(Beginning of AVAILABLE RECORDS)
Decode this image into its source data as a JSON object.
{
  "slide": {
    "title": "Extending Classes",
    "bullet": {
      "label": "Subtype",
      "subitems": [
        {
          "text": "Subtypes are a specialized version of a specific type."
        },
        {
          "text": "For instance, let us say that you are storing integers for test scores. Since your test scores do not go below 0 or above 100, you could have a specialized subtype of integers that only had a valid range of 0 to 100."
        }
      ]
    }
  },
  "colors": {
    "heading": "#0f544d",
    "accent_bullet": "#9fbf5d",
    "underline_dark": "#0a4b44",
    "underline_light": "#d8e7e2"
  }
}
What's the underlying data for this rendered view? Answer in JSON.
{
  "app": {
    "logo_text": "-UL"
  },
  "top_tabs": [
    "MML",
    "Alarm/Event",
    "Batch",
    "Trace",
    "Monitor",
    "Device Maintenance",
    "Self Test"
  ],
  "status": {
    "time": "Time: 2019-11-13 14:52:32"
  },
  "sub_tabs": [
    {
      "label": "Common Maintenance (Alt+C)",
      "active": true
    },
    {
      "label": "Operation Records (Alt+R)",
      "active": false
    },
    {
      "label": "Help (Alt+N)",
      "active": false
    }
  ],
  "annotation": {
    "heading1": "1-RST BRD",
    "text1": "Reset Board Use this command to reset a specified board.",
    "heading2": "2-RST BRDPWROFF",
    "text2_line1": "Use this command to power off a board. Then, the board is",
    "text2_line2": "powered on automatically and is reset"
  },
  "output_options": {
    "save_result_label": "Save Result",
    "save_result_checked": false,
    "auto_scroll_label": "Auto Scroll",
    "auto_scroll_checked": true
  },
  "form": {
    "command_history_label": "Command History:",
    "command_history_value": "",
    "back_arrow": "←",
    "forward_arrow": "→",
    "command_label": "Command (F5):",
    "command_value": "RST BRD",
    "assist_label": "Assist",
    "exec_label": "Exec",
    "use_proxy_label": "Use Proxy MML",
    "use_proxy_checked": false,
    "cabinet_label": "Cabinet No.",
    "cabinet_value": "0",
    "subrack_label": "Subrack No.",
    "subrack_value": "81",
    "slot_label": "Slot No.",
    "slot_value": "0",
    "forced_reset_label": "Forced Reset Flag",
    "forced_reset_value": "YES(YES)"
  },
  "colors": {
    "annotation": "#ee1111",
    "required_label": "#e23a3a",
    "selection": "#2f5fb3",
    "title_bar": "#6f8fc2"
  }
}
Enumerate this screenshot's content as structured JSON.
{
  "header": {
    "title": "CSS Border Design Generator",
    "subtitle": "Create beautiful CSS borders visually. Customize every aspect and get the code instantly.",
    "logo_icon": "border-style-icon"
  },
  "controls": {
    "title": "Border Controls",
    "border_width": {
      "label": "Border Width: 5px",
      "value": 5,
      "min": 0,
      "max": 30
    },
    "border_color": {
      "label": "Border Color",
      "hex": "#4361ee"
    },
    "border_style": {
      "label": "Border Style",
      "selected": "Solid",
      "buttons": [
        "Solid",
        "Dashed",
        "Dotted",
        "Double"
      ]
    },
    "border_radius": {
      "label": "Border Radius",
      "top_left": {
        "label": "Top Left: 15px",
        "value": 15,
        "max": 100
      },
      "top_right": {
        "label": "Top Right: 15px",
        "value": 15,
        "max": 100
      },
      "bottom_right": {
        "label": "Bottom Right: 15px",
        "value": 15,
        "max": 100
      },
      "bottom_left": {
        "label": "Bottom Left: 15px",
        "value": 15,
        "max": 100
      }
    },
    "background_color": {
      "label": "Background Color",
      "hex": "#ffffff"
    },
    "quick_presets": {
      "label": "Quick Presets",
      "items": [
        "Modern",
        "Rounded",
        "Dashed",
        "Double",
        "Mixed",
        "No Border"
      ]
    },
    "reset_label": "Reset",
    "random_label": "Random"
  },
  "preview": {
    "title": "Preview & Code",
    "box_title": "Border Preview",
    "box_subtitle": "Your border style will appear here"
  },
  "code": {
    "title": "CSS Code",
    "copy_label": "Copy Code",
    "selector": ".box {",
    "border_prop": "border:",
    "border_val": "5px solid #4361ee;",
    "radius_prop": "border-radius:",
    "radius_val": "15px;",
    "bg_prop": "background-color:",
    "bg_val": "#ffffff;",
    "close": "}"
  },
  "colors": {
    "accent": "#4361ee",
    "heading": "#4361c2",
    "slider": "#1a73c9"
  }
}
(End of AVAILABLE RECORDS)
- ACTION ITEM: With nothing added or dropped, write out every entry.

- RESULT BELOW:
Decode this image into its source data as a JSON object.
{
  "slide": {
    "title": "Extending Classes",
    "bullet": {
      "label": "Subtype",
      "subitems": [
        {
          "text": "Subtypes are a specialized version of a specific type."
        },
        {
          "text": "For instance, let us say that you are storing integers for test scores. Since your test scores do not go below 0 or above 100, you could have a specialized subtype of integers that only had a valid range of 0 to 100."
        }
      ]
    }
  },
  "colors": {
    "heading": "#0f544d",
    "accent_bullet": "#9fbf5d",
    "underline_dark": "#0a4b44",
    "underline_light": "#d8e7e2"
  }
}
What's the underlying data for this rendered view? Answer in JSON.
{
  "app": {
    "logo_text": "-UL"
  },
  "top_tabs": [
    "MML",
    "Alarm/Event",
    "Batch",
    "Trace",
    "Monitor",
    "Device Maintenance",
    "Self Test"
  ],
  "status": {
    "time": "Time: 2019-11-13 14:52:32"
  },
  "sub_tabs": [
    {
      "label": "Common Maintenance (Alt+C)",
      "active": true
    },
    {
      "label": "Operation Records (Alt+R)",
      "active": false
    },
    {
      "label": "Help (Alt+N)",
      "active": false
    }
  ],
  "annotation": {
    "heading1": "1-RST BRD",
    "text1": "Reset Board Use this command to reset a specified board.",
    "heading2": "2-RST BRDPWROFF",
    "text2_line1": "Use this command to power off a board. Then, the board is",
    "text2_line2": "powered on automatically and is reset"
  },
  "output_options": {
    "save_result_label": "Save Result",
    "save_result_checked": false,
    "auto_scroll_label": "Auto Scroll",
    "auto_scroll_checked": true
  },
  "form": {
    "command_history_label": "Command History:",
    "command_history_value": "",
    "back_arrow": "←",
    "forward_arrow": "→",
    "command_label": "Command (F5):",
    "command_value": "RST BRD",
    "assist_label": "Assist",
    "exec_label": "Exec",
    "use_proxy_label": "Use Proxy MML",
    "use_proxy_checked": false,
    "cabinet_label": "Cabinet No.",
    "cabinet_value": "0",
    "subrack_label": "Subrack No.",
    "subrack_value": "81",
    "slot_label": "Slot No.",
    "slot_value": "0",
    "forced_reset_label": "Forced Reset Flag",
    "forced_reset_value": "YES(YES)"
  },
  "colors": {
    "annotation": "#ee1111",
    "required_label": "#e23a3a",
    "selection": "#2f5fb3",
    "title_bar": "#6f8fc2"
  }
}
Enumerate this screenshot's content as structured JSON.
{
  "header": {
    "title": "CSS Border Design Generator",
    "subtitle": "Create beautiful CSS borders visually. Customize every aspect and get the code instantly.",
    "logo_icon": "border-style-icon"
  },
  "controls": {
    "title": "Border Controls",
    "border_width": {
      "label": "Border Width: 5px",
      "value": 5,
      "min": 0,
      "max": 30
    },
    "border_color": {
      "label": "Border Color",
      "hex": "#4361ee"
    },
    "border_style": {
      "label": "Border Style",
      "selected": "Solid",
      "buttons": [
        "Solid",
        "Dashed",
        "Dotted",
        "Double"
      ]
    },
    "border_radius": {
      "label": "Border Radius",
      "top_left": {
        "label": "Top Left: 15px",
        "value": 15,
        "max": 100
      },
      "top_right": {
        "label": "Top Right: 15px",
        "value": 15,
        "max": 100
      },
      "bottom_right": {
        "label": "Bottom Right: 15px",
        "value": 15,
        "max": 100
      },
      "bottom_left": {
        "label": "Bottom Left: 15px",
        "value": 15,
        "max": 100
      }
    },
    "background_color": {
      "label": "Background Color",
      "hex": "#ffffff"
    },
    "quick_presets": {
      "label": "Quick Presets",
      "items": [
        "Modern",
        "Rounded",
        "Dashed",
        "Double",
        "Mixed",
        "No Border"
      ]
    },
    "reset_label": "Reset",
    "random_label": "Random"
  },
  "preview": {
    "title": "Preview & Code",
    "box_title": "Border Preview",
    "box_subtitle": "Your border style will appear here"
  },
  "code": {
    "title": "CSS Code",
    "copy_label": "Copy Code",
    "selector": ".box {",
    "border_prop": "border:",
    "border_val": "5px solid #4361ee;",
    "radius_prop": "border-radius:",
    "radius_val": "15px;",
    "bg_prop": "background-color:",
    "bg_val": "#ffffff;",
    "close": "}"
  },
  "colors": {
    "accent": "#4361ee",
    "heading": "#4361c2",
    "slider": "#1a73c9"
  }
}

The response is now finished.